What is being asked. Show every line of the records below that contains the word "Conversational".

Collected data
>>>

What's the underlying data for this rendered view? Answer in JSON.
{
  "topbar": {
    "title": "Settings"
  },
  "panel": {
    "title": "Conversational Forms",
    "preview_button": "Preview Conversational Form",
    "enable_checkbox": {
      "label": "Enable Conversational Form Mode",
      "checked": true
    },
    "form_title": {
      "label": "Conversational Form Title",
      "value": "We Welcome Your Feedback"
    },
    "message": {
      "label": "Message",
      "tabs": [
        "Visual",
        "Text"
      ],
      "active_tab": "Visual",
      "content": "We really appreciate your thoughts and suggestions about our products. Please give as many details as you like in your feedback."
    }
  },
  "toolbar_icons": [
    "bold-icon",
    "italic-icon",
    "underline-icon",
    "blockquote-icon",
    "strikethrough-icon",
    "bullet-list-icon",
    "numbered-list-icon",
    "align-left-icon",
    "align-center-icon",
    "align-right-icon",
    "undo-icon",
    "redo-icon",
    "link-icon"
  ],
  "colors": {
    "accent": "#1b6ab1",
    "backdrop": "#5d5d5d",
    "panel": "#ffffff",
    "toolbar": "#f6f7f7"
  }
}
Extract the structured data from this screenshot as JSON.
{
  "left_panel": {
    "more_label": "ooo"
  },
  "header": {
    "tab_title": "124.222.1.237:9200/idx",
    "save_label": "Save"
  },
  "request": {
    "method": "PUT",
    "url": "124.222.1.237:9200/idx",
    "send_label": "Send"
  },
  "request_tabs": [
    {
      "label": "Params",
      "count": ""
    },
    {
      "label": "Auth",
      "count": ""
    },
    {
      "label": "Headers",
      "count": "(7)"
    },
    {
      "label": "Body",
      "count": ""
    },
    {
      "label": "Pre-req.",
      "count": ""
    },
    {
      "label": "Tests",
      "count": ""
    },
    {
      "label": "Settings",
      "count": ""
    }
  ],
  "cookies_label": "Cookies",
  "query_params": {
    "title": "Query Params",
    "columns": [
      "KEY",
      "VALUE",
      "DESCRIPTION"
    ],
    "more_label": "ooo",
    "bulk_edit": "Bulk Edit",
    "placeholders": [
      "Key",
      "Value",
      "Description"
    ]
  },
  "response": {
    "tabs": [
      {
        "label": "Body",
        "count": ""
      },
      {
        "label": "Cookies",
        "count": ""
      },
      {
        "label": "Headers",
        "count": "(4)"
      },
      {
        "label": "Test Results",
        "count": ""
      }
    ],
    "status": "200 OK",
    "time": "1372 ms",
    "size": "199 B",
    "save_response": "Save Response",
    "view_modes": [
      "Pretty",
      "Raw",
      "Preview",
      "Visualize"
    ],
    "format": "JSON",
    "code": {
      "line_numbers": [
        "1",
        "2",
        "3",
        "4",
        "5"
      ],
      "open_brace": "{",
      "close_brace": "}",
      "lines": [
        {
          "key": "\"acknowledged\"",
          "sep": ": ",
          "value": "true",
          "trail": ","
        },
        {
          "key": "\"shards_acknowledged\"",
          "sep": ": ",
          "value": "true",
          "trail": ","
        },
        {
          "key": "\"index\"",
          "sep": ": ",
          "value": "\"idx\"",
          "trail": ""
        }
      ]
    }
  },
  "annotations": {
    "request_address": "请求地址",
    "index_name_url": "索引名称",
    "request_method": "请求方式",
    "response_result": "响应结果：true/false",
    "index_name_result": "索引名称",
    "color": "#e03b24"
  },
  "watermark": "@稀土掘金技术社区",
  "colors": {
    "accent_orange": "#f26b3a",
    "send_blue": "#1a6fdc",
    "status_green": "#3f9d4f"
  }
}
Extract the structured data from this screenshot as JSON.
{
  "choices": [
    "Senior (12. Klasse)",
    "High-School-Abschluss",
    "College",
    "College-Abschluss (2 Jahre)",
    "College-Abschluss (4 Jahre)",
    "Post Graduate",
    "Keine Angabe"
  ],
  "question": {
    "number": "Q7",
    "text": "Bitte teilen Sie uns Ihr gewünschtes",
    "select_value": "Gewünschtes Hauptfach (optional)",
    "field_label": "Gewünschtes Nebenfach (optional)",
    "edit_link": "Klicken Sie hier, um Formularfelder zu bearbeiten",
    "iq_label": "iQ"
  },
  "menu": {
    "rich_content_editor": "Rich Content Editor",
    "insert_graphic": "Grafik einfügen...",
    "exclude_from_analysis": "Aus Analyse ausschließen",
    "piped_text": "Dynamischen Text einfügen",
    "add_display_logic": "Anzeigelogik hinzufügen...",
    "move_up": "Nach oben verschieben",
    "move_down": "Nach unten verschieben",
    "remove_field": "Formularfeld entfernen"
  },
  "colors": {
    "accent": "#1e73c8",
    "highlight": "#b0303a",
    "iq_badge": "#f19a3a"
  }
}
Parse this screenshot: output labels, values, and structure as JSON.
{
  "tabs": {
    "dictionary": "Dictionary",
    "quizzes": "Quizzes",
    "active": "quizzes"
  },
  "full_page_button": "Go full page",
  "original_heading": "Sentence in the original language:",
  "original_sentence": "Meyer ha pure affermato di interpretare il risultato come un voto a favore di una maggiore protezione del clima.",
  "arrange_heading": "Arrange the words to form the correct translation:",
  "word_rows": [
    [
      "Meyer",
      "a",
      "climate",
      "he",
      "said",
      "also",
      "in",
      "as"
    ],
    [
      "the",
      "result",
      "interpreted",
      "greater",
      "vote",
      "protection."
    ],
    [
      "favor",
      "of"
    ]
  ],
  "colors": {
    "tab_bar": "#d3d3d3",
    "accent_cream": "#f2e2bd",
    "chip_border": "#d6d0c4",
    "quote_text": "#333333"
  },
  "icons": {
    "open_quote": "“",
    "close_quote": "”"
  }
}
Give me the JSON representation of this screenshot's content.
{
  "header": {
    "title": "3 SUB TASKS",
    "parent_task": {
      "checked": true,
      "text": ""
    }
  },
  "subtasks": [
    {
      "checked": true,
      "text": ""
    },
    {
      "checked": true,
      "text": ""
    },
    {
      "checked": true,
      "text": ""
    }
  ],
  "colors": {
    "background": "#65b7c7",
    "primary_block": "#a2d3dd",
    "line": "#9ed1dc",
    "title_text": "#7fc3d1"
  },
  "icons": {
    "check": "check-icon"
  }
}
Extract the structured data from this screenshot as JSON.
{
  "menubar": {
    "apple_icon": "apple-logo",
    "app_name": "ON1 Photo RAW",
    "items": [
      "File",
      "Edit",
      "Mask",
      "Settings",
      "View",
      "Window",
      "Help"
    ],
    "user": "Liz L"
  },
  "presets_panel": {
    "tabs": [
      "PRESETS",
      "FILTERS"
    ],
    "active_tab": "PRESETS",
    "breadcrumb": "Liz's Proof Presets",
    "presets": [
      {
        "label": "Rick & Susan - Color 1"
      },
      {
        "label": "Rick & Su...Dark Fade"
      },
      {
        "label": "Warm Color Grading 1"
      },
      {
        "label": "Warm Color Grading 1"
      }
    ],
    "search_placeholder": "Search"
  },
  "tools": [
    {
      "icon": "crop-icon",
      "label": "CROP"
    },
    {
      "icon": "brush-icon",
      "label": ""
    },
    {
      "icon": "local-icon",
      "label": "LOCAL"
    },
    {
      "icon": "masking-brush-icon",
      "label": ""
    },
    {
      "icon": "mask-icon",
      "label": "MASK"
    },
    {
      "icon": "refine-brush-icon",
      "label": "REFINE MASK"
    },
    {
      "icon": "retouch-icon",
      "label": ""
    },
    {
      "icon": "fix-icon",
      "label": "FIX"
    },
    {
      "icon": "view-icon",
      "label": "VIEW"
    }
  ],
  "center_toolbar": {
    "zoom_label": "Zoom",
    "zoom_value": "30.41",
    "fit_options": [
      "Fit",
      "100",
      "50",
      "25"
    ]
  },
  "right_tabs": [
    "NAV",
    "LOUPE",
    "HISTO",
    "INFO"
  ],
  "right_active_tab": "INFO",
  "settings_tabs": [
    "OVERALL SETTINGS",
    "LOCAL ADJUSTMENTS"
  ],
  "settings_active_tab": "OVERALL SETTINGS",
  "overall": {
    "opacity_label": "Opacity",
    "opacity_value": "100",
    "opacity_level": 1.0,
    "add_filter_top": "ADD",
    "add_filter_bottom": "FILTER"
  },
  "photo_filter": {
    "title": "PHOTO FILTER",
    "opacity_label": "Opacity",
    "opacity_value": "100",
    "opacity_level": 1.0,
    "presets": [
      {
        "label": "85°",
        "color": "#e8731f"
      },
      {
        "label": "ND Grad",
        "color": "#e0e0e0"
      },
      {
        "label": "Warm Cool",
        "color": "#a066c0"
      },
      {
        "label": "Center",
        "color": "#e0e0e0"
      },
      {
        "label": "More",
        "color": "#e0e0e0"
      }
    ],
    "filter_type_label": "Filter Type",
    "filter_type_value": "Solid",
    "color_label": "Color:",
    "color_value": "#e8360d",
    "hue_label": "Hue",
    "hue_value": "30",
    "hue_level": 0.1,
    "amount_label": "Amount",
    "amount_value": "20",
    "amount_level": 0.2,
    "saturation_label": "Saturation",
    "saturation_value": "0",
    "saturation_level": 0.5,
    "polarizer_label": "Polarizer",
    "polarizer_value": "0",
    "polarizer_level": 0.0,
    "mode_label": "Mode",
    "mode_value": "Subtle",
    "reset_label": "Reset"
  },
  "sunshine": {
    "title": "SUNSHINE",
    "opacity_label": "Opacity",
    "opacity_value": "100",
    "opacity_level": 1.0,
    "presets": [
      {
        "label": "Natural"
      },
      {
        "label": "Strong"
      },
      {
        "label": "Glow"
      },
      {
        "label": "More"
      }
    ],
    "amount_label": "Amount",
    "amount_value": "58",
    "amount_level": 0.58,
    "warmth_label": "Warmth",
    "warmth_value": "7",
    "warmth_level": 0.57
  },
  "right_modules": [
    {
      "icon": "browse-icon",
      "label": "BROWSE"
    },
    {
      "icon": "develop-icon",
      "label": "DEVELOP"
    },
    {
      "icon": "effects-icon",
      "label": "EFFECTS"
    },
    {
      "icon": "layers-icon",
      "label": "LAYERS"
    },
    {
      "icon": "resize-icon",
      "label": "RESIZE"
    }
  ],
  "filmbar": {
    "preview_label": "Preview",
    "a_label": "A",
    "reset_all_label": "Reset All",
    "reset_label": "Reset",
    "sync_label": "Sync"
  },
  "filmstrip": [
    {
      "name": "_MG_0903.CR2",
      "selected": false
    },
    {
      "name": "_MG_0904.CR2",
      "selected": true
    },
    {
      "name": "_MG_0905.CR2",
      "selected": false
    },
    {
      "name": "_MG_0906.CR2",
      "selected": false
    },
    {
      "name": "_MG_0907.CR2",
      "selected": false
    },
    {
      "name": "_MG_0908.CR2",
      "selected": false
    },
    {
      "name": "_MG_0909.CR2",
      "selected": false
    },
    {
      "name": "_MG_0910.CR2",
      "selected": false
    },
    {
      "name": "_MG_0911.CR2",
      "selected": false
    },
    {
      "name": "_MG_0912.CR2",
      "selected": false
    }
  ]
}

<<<

Response below.
    "title": "Conversational Forms",
    "preview_button": "Preview Conversational Form",
      "label": "Enable Conversational Form Mode",
      "label": "Conversational Form Title",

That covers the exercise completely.